WORK ITEM:
The answer must consist of every line in the data below that holds the word "title".

☆ ☆ ☆

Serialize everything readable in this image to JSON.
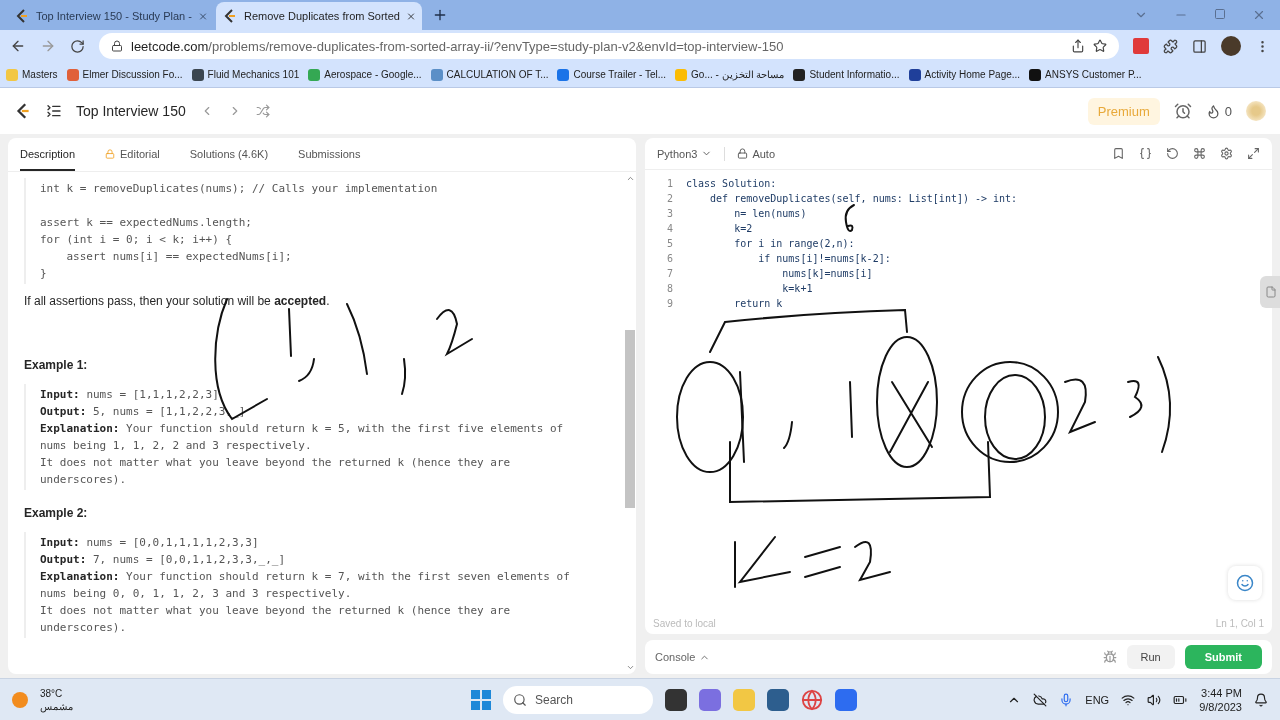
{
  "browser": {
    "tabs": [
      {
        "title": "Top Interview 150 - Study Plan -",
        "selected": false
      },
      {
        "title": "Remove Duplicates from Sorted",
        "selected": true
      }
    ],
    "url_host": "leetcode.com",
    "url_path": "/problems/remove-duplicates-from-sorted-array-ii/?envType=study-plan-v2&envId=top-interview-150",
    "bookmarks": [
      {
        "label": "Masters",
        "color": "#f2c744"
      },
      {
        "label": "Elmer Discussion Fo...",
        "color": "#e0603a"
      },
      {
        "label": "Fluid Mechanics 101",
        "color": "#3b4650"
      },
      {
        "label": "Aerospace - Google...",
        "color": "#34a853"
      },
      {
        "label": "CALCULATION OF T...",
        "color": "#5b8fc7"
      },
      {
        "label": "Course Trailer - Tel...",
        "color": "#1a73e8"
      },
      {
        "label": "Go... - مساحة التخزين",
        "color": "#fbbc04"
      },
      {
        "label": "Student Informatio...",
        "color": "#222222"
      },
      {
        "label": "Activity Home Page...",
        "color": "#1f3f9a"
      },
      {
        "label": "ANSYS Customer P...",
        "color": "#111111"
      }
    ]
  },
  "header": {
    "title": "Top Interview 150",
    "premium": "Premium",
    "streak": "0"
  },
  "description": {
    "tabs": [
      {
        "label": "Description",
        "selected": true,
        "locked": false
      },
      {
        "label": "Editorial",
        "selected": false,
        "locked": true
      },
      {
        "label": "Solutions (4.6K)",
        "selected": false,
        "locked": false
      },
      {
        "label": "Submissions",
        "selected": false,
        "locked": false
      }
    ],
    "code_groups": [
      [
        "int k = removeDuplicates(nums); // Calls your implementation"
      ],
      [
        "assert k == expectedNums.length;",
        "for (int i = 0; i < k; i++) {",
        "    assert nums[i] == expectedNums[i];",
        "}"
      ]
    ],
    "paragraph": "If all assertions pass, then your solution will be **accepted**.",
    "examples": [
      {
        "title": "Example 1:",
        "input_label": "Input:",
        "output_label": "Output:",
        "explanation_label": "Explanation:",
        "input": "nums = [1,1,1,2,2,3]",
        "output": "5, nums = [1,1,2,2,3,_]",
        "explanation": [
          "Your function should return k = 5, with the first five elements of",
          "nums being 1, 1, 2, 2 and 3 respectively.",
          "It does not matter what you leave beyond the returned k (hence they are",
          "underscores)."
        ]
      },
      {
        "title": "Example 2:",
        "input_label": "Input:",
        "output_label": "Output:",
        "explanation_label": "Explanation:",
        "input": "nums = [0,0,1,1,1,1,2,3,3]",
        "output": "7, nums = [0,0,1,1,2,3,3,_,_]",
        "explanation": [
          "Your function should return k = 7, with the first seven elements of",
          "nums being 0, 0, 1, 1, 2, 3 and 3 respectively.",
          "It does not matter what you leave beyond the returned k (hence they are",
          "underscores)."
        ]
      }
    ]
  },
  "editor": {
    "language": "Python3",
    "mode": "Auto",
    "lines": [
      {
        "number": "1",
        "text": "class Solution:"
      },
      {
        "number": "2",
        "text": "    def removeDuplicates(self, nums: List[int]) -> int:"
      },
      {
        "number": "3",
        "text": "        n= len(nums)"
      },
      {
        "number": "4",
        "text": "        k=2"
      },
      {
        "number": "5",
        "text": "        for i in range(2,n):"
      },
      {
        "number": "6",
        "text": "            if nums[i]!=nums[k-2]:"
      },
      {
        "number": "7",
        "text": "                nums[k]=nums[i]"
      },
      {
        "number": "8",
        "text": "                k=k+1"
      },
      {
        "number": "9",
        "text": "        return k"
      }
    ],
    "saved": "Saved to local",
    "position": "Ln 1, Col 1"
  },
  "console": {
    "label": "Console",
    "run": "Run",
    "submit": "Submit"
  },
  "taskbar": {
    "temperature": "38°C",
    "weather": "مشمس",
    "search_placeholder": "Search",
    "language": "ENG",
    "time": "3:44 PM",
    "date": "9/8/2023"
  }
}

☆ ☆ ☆

RESULT:
        "title": "Top Interview 150 - Study Plan -",
        "title": "Remove Duplicates from Sorted",
    "title": "Top Interview 150",
        "title": "Example 1:",
        "title": "Example 2:",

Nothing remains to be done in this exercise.